» TASK OBJECTIVE:
As you reproduce every line below, keep it exactly as written and leave out the images.

» GIVEN RECORDS:
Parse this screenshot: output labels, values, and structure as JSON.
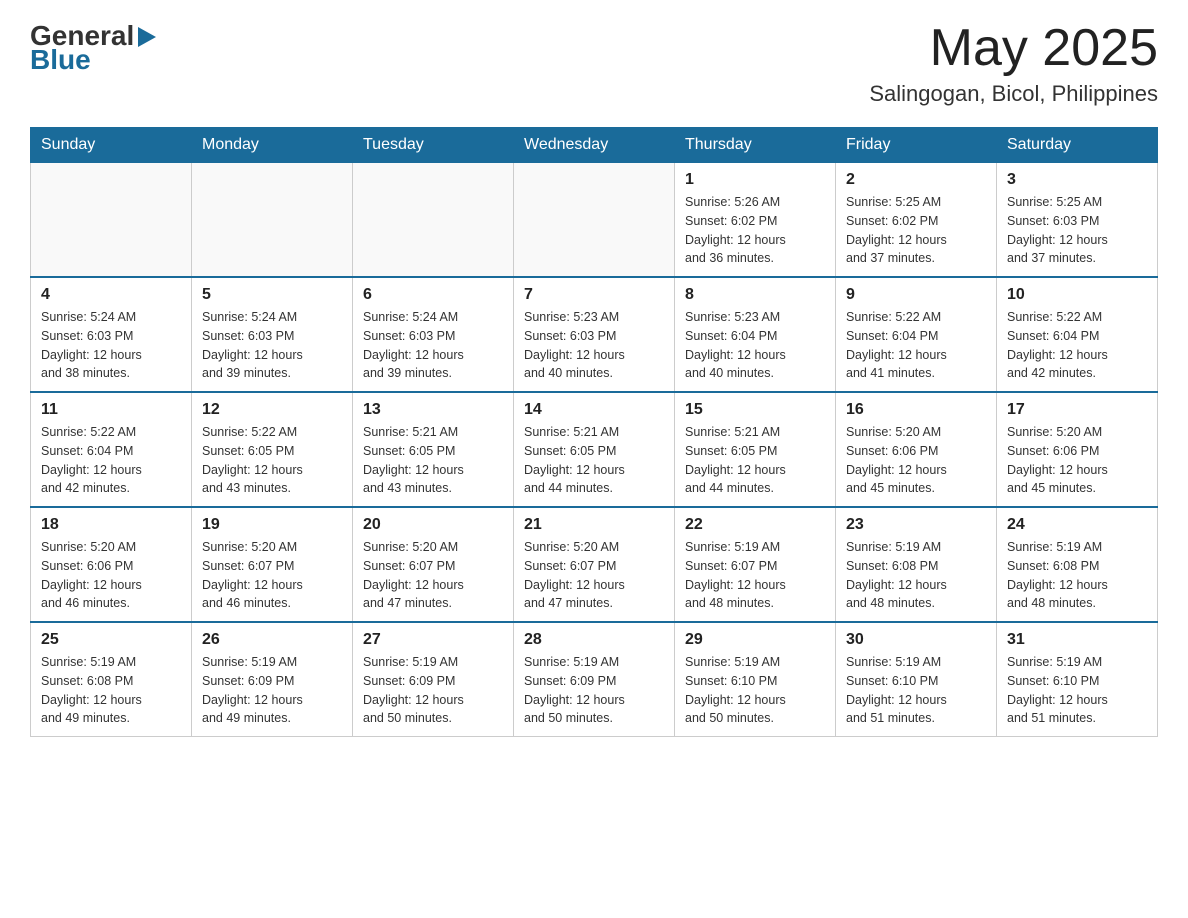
{
  "header": {
    "logo_general": "General",
    "logo_blue": "Blue",
    "month_title": "May 2025",
    "location": "Salingogan, Bicol, Philippines"
  },
  "weekdays": [
    "Sunday",
    "Monday",
    "Tuesday",
    "Wednesday",
    "Thursday",
    "Friday",
    "Saturday"
  ],
  "weeks": [
    [
      {
        "day": "",
        "info": ""
      },
      {
        "day": "",
        "info": ""
      },
      {
        "day": "",
        "info": ""
      },
      {
        "day": "",
        "info": ""
      },
      {
        "day": "1",
        "info": "Sunrise: 5:26 AM\nSunset: 6:02 PM\nDaylight: 12 hours\nand 36 minutes."
      },
      {
        "day": "2",
        "info": "Sunrise: 5:25 AM\nSunset: 6:02 PM\nDaylight: 12 hours\nand 37 minutes."
      },
      {
        "day": "3",
        "info": "Sunrise: 5:25 AM\nSunset: 6:03 PM\nDaylight: 12 hours\nand 37 minutes."
      }
    ],
    [
      {
        "day": "4",
        "info": "Sunrise: 5:24 AM\nSunset: 6:03 PM\nDaylight: 12 hours\nand 38 minutes."
      },
      {
        "day": "5",
        "info": "Sunrise: 5:24 AM\nSunset: 6:03 PM\nDaylight: 12 hours\nand 39 minutes."
      },
      {
        "day": "6",
        "info": "Sunrise: 5:24 AM\nSunset: 6:03 PM\nDaylight: 12 hours\nand 39 minutes."
      },
      {
        "day": "7",
        "info": "Sunrise: 5:23 AM\nSunset: 6:03 PM\nDaylight: 12 hours\nand 40 minutes."
      },
      {
        "day": "8",
        "info": "Sunrise: 5:23 AM\nSunset: 6:04 PM\nDaylight: 12 hours\nand 40 minutes."
      },
      {
        "day": "9",
        "info": "Sunrise: 5:22 AM\nSunset: 6:04 PM\nDaylight: 12 hours\nand 41 minutes."
      },
      {
        "day": "10",
        "info": "Sunrise: 5:22 AM\nSunset: 6:04 PM\nDaylight: 12 hours\nand 42 minutes."
      }
    ],
    [
      {
        "day": "11",
        "info": "Sunrise: 5:22 AM\nSunset: 6:04 PM\nDaylight: 12 hours\nand 42 minutes."
      },
      {
        "day": "12",
        "info": "Sunrise: 5:22 AM\nSunset: 6:05 PM\nDaylight: 12 hours\nand 43 minutes."
      },
      {
        "day": "13",
        "info": "Sunrise: 5:21 AM\nSunset: 6:05 PM\nDaylight: 12 hours\nand 43 minutes."
      },
      {
        "day": "14",
        "info": "Sunrise: 5:21 AM\nSunset: 6:05 PM\nDaylight: 12 hours\nand 44 minutes."
      },
      {
        "day": "15",
        "info": "Sunrise: 5:21 AM\nSunset: 6:05 PM\nDaylight: 12 hours\nand 44 minutes."
      },
      {
        "day": "16",
        "info": "Sunrise: 5:20 AM\nSunset: 6:06 PM\nDaylight: 12 hours\nand 45 minutes."
      },
      {
        "day": "17",
        "info": "Sunrise: 5:20 AM\nSunset: 6:06 PM\nDaylight: 12 hours\nand 45 minutes."
      }
    ],
    [
      {
        "day": "18",
        "info": "Sunrise: 5:20 AM\nSunset: 6:06 PM\nDaylight: 12 hours\nand 46 minutes."
      },
      {
        "day": "19",
        "info": "Sunrise: 5:20 AM\nSunset: 6:07 PM\nDaylight: 12 hours\nand 46 minutes."
      },
      {
        "day": "20",
        "info": "Sunrise: 5:20 AM\nSunset: 6:07 PM\nDaylight: 12 hours\nand 47 minutes."
      },
      {
        "day": "21",
        "info": "Sunrise: 5:20 AM\nSunset: 6:07 PM\nDaylight: 12 hours\nand 47 minutes."
      },
      {
        "day": "22",
        "info": "Sunrise: 5:19 AM\nSunset: 6:07 PM\nDaylight: 12 hours\nand 48 minutes."
      },
      {
        "day": "23",
        "info": "Sunrise: 5:19 AM\nSunset: 6:08 PM\nDaylight: 12 hours\nand 48 minutes."
      },
      {
        "day": "24",
        "info": "Sunrise: 5:19 AM\nSunset: 6:08 PM\nDaylight: 12 hours\nand 48 minutes."
      }
    ],
    [
      {
        "day": "25",
        "info": "Sunrise: 5:19 AM\nSunset: 6:08 PM\nDaylight: 12 hours\nand 49 minutes."
      },
      {
        "day": "26",
        "info": "Sunrise: 5:19 AM\nSunset: 6:09 PM\nDaylight: 12 hours\nand 49 minutes."
      },
      {
        "day": "27",
        "info": "Sunrise: 5:19 AM\nSunset: 6:09 PM\nDaylight: 12 hours\nand 50 minutes."
      },
      {
        "day": "28",
        "info": "Sunrise: 5:19 AM\nSunset: 6:09 PM\nDaylight: 12 hours\nand 50 minutes."
      },
      {
        "day": "29",
        "info": "Sunrise: 5:19 AM\nSunset: 6:10 PM\nDaylight: 12 hours\nand 50 minutes."
      },
      {
        "day": "30",
        "info": "Sunrise: 5:19 AM\nSunset: 6:10 PM\nDaylight: 12 hours\nand 51 minutes."
      },
      {
        "day": "31",
        "info": "Sunrise: 5:19 AM\nSunset: 6:10 PM\nDaylight: 12 hours\nand 51 minutes."
      }
    ]
  ]
}
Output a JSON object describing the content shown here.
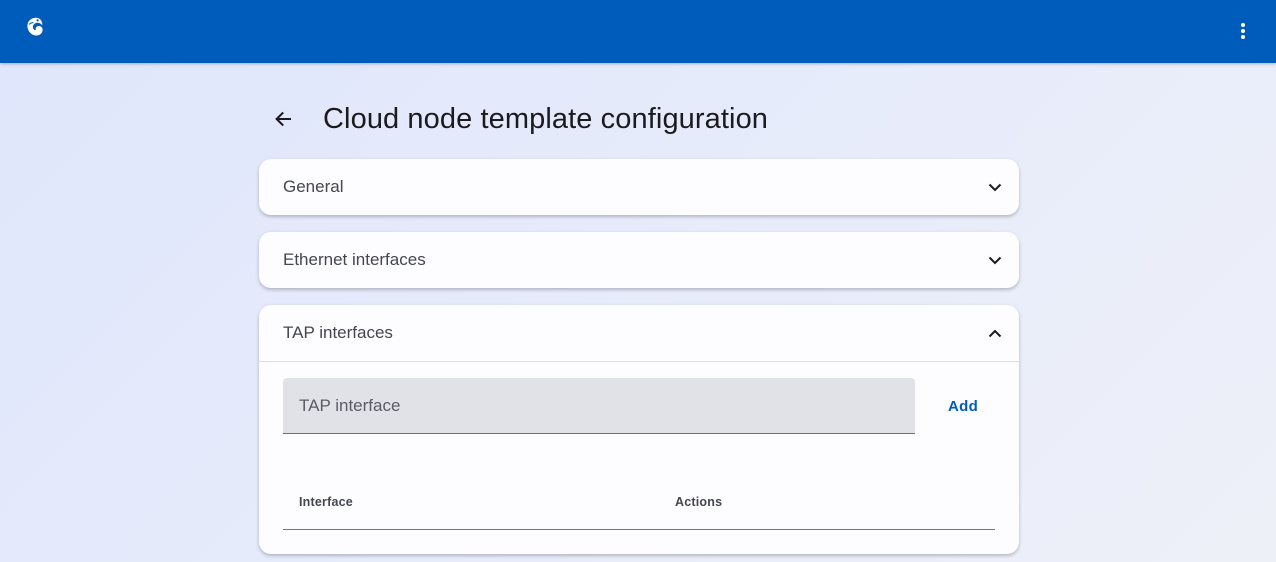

» SOLUTION:
Parse this screenshot: output labels, values, and structure as JSON.
{
  "header": {
    "logo_general": "General",
    "logo_blue": "Blue",
    "month_title": "May 2025",
    "location": "Salingogan, Bicol, Philippines"
  },
  "weekdays": [
    "Sunday",
    "Monday",
    "Tuesday",
    "Wednesday",
    "Thursday",
    "Friday",
    "Saturday"
  ],
  "weeks": [
    [
      {
        "day": "",
        "info": ""
      },
      {
        "day": "",
        "info": ""
      },
      {
        "day": "",
        "info": ""
      },
      {
        "day": "",
        "info": ""
      },
      {
        "day": "1",
        "info": "Sunrise: 5:26 AM\nSunset: 6:02 PM\nDaylight: 12 hours\nand 36 minutes."
      },
      {
        "day": "2",
        "info": "Sunrise: 5:25 AM\nSunset: 6:02 PM\nDaylight: 12 hours\nand 37 minutes."
      },
      {
        "day": "3",
        "info": "Sunrise: 5:25 AM\nSunset: 6:03 PM\nDaylight: 12 hours\nand 37 minutes."
      }
    ],
    [
      {
        "day": "4",
        "info": "Sunrise: 5:24 AM\nSunset: 6:03 PM\nDaylight: 12 hours\nand 38 minutes."
      },
      {
        "day": "5",
        "info": "Sunrise: 5:24 AM\nSunset: 6:03 PM\nDaylight: 12 hours\nand 39 minutes."
      },
      {
        "day": "6",
        "info": "Sunrise: 5:24 AM\nSunset: 6:03 PM\nDaylight: 12 hours\nand 39 minutes."
      },
      {
        "day": "7",
        "info": "Sunrise: 5:23 AM\nSunset: 6:03 PM\nDaylight: 12 hours\nand 40 minutes."
      },
      {
        "day": "8",
        "info": "Sunrise: 5:23 AM\nSunset: 6:04 PM\nDaylight: 12 hours\nand 40 minutes."
      },
      {
        "day": "9",
        "info": "Sunrise: 5:22 AM\nSunset: 6:04 PM\nDaylight: 12 hours\nand 41 minutes."
      },
      {
        "day": "10",
        "info": "Sunrise: 5:22 AM\nSunset: 6:04 PM\nDaylight: 12 hours\nand 42 minutes."
      }
    ],
    [
      {
        "day": "11",
        "info": "Sunrise: 5:22 AM\nSunset: 6:04 PM\nDaylight: 12 hours\nand 42 minutes."
      },
      {
        "day": "12",
        "info": "Sunrise: 5:22 AM\nSunset: 6:05 PM\nDaylight: 12 hours\nand 43 minutes."
      },
      {
        "day": "13",
        "info": "Sunrise: 5:21 AM\nSunset: 6:05 PM\nDaylight: 12 hours\nand 43 minutes."
      },
      {
        "day": "14",
        "info": "Sunrise: 5:21 AM\nSunset: 6:05 PM\nDaylight: 12 hours\nand 44 minutes."
      },
      {
        "day": "15",
        "info": "Sunrise: 5:21 AM\nSunset: 6:05 PM\nDaylight: 12 hours\nand 44 minutes."
      },
      {
        "day": "16",
        "info": "Sunrise: 5:20 AM\nSunset: 6:06 PM\nDaylight: 12 hours\nand 45 minutes."
      },
      {
        "day": "17",
        "info": "Sunrise: 5:20 AM\nSunset: 6:06 PM\nDaylight: 12 hours\nand 45 minutes."
      }
    ],
    [
      {
        "day": "18",
        "info": "Sunrise: 5:20 AM\nSunset: 6:06 PM\nDaylight: 12 hours\nand 46 minutes."
      },
      {
        "day": "19",
        "info": "Sunrise: 5:20 AM\nSunset: 6:07 PM\nDaylight: 12 hours\nand 46 minutes."
      },
      {
        "day": "20",
        "info": "Sunrise: 5:20 AM\nSunset: 6:07 PM\nDaylight: 12 hours\nand 47 minutes."
      },
      {
        "day": "21",
        "info": "Sunrise: 5:20 AM\nSunset: 6:07 PM\nDaylight: 12 hours\nand 47 minutes."
      },
      {
        "day": "22",
        "info": "Sunrise: 5:19 AM\nSunset: 6:07 PM\nDaylight: 12 hours\nand 48 minutes."
      },
      {
        "day": "23",
        "info": "Sunrise: 5:19 AM\nSunset: 6:08 PM\nDaylight: 12 hours\nand 48 minutes."
      },
      {
        "day": "24",
        "info": "Sunrise: 5:19 AM\nSunset: 6:08 PM\nDaylight: 12 hours\nand 48 minutes."
      }
    ],
    [
      {
        "day": "25",
        "info": "Sunrise: 5:19 AM\nSunset: 6:08 PM\nDaylight: 12 hours\nand 49 minutes."
      },
      {
        "day": "26",
        "info": "Sunrise: 5:19 AM\nSunset: 6:09 PM\nDaylight: 12 hours\nand 49 minutes."
      },
      {
        "day": "27",
        "info": "Sunrise: 5:19 AM\nSunset: 6:09 PM\nDaylight: 12 hours\nand 50 minutes."
      },
      {
        "day": "28",
        "info": "Sunrise: 5:19 AM\nSunset: 6:09 PM\nDaylight: 12 hours\nand 50 minutes."
      },
      {
        "day": "29",
        "info": "Sunrise: 5:19 AM\nSunset: 6:10 PM\nDaylight: 12 hours\nand 50 minutes."
      },
      {
        "day": "30",
        "info": "Sunrise: 5:19 AM\nSunset: 6:10 PM\nDaylight: 12 hours\nand 51 minutes."
      },
      {
        "day": "31",
        "info": "Sunrise: 5:19 AM\nSunset: 6:10 PM\nDaylight: 12 hours\nand 51 minutes."
      }
    ]
  ]
}
Output a JSON object describing the content shown here.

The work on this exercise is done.